What to produce: Without the pictures, set down every record below exactly as it reads.

Working data:
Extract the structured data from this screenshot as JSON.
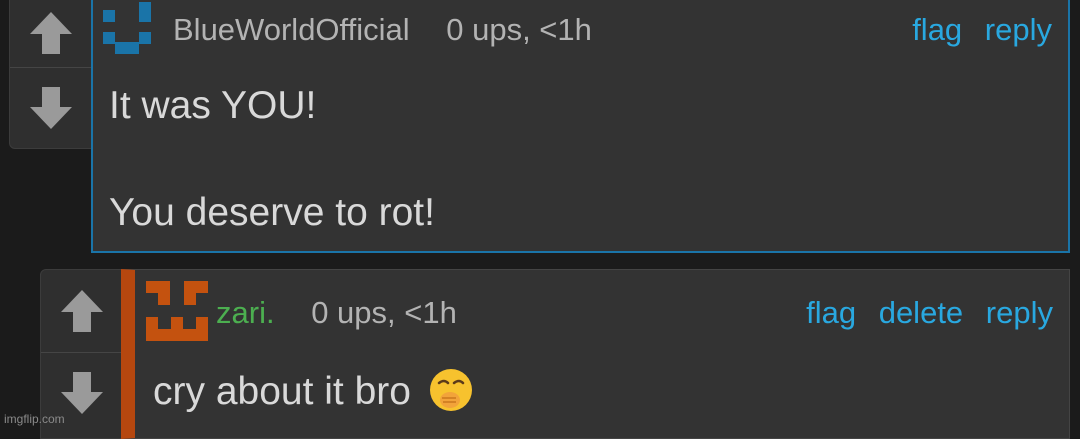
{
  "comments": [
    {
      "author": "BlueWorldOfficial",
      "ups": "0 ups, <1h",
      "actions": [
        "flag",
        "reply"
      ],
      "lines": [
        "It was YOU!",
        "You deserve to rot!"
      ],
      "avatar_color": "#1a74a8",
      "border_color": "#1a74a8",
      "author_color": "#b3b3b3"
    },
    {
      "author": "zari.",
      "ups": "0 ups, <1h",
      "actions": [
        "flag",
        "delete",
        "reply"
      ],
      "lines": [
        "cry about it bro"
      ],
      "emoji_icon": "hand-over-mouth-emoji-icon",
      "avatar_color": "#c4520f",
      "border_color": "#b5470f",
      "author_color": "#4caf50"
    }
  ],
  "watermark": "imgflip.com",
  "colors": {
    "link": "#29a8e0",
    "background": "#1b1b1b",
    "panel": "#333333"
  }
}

Answer:
Extract the structured data from this screenshot as JSON.
{
  "comments": [
    {
      "author": "BlueWorldOfficial",
      "ups": "0 ups, <1h",
      "actions": [
        "flag",
        "reply"
      ],
      "lines": [
        "It was YOU!",
        "You deserve to rot!"
      ],
      "avatar_color": "#1a74a8",
      "border_color": "#1a74a8",
      "author_color": "#b3b3b3"
    },
    {
      "author": "zari.",
      "ups": "0 ups, <1h",
      "actions": [
        "flag",
        "delete",
        "reply"
      ],
      "lines": [
        "cry about it bro"
      ],
      "emoji_icon": "hand-over-mouth-emoji-icon",
      "avatar_color": "#c4520f",
      "border_color": "#b5470f",
      "author_color": "#4caf50"
    }
  ],
  "watermark": "imgflip.com",
  "colors": {
    "link": "#29a8e0",
    "background": "#1b1b1b",
    "panel": "#333333"
  }
}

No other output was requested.